Research output: Contribution to Journal/MagazineJournal articlepeer-review

  • Fhionna Moore
  • Ethan Lumb
  • Charlotte Starkey
  • James McIntosh
  • Jaime Benjamin
  • Mairi Macleod
  • Indrikis Krams
<mark>Journal publication date</mark>30/11/2021
Issue number2
Number of pages10
Pages (from-to)47-56
Publication StatusPublished
<mark>Original language</mark>English
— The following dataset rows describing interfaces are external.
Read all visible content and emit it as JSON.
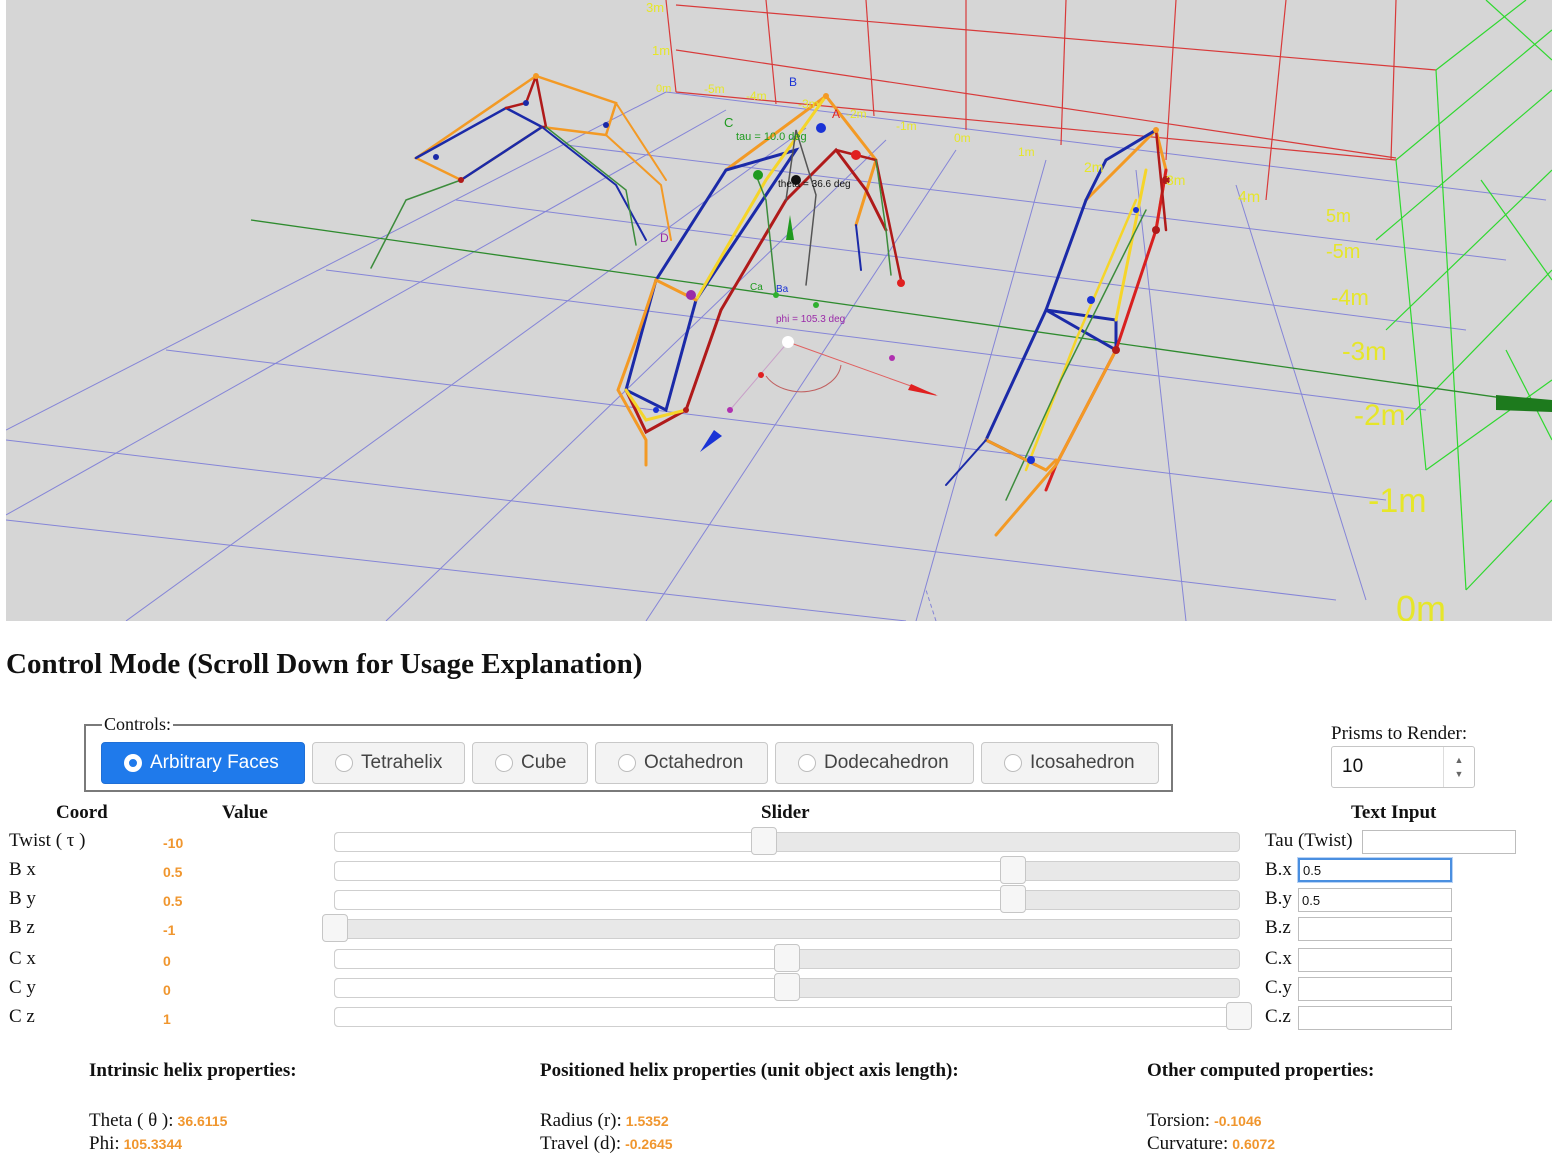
{
  "scene": {
    "wall_labels": [
      "3m",
      "1m",
      "0m",
      "-5m",
      "-4m",
      "-3m",
      "-2m",
      "-1m",
      "0m",
      "1m",
      "2m",
      "3m",
      "4m"
    ],
    "right_wall_labels": [
      "5m",
      "-5m",
      "-4m",
      "-3m",
      "-2m",
      "-1m",
      "0m"
    ],
    "vector_labels": [
      "B",
      "C",
      "A",
      "D",
      "Ca",
      "Ba"
    ],
    "angle_labels": {
      "tau": "tau = 10.0 deg",
      "theta": "theta = 36.6 deg",
      "phi": "phi = 105.3 deg"
    },
    "colors": {
      "background": "#d6d6d6",
      "floor_grid": "#6a6ad8",
      "back_wall": "#d83a3a",
      "right_wall": "#2fd82f",
      "wall_labels": "#e6e62a",
      "prism_blue": "#1b2aa8",
      "prism_red": "#b01a1a",
      "prism_orange": "#f39a25",
      "prism_yellow": "#f5d52a",
      "prism_green": "#3c8c3c"
    }
  },
  "heading": "Control Mode (Scroll Down for Usage Explanation)",
  "controls": {
    "legend": "Controls:",
    "modes": [
      {
        "label": "Arbitrary Faces",
        "active": true
      },
      {
        "label": "Tetrahelix",
        "active": false
      },
      {
        "label": "Cube",
        "active": false
      },
      {
        "label": "Octahedron",
        "active": false
      },
      {
        "label": "Dodecahedron",
        "active": false
      },
      {
        "label": "Icosahedron",
        "active": false
      }
    ]
  },
  "prisms": {
    "label": "Prisms to Render:",
    "value": "10"
  },
  "table": {
    "headers": {
      "coord": "Coord",
      "value": "Value",
      "slider": "Slider",
      "text_input": "Text Input"
    },
    "rows": [
      {
        "coord": "Twist ( τ )",
        "value": "-10",
        "slider_fraction": 0.475,
        "input_label": "Tau (Twist)",
        "input_value": ""
      },
      {
        "coord": "B x",
        "value": "0.5",
        "slider_fraction": 0.75,
        "input_label": "B.x",
        "input_value": "0.5"
      },
      {
        "coord": "B y",
        "value": "0.5",
        "slider_fraction": 0.75,
        "input_label": "B.y",
        "input_value": "0.5"
      },
      {
        "coord": "B z",
        "value": "-1",
        "slider_fraction": 0.0,
        "input_label": "B.z",
        "input_value": ""
      },
      {
        "coord": "C x",
        "value": "0",
        "slider_fraction": 0.5,
        "input_label": "C.x",
        "input_value": ""
      },
      {
        "coord": "C y",
        "value": "0",
        "slider_fraction": 0.5,
        "input_label": "C.y",
        "input_value": ""
      },
      {
        "coord": "C z",
        "value": "1",
        "slider_fraction": 1.0,
        "input_label": "C.z",
        "input_value": ""
      }
    ]
  },
  "properties": {
    "intrinsic": {
      "heading": "Intrinsic helix properties:",
      "theta_label": "Theta ( θ ):",
      "theta_value": "36.6115",
      "phi_label": "Phi:",
      "phi_value": "105.3344"
    },
    "positioned": {
      "heading": "Positioned helix properties (unit object axis length):",
      "radius_label": "Radius (r):",
      "radius_value": "1.5352",
      "travel_label": "Travel (d):",
      "travel_value": "-0.2645"
    },
    "other": {
      "heading": "Other computed properties:",
      "torsion_label": "Torsion:",
      "torsion_value": "-0.1046",
      "curvature_label": "Curvature:",
      "curvature_value": "0.6072"
    }
  }
}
Modelling fertility decline in post-industrial populations in the context of life history theory has allowed us to better understand the environmental pressures that shape reduced family size. One such pressure, which has received relatively little attention from ecologists, is the movement of women into the labour market. Analyses of effects of employment on fertility in contemporary developing or post-demographic transition populations are limited by the widespread use of modern contraceptives: while uptake of these methods may be a mechanism by which reduced fertility is enacted, their use may obscure effects of employment on fertility. Here, we investigated the impact of women’s employment on family size during a period of the movement of women into the workforce but prior to the use of modern contraceptives. We analysed the effects of women’s employment on family size using census records from 1901 for a regional-level analysis of parishes in Scotland, and for 1851−1901 for an individual-level analysis of the Scottish city of Dundee. Women in employment had fewer children than those not in employment. Income was inversely related with family size, and this was independent of the effects of women’s employment on family size. We suggest that female employment contributes to the evolution of smaller family sizes and that this takes place in the context of prevailing and emerging gender roles, and in interaction with opportunities for employment and wealth.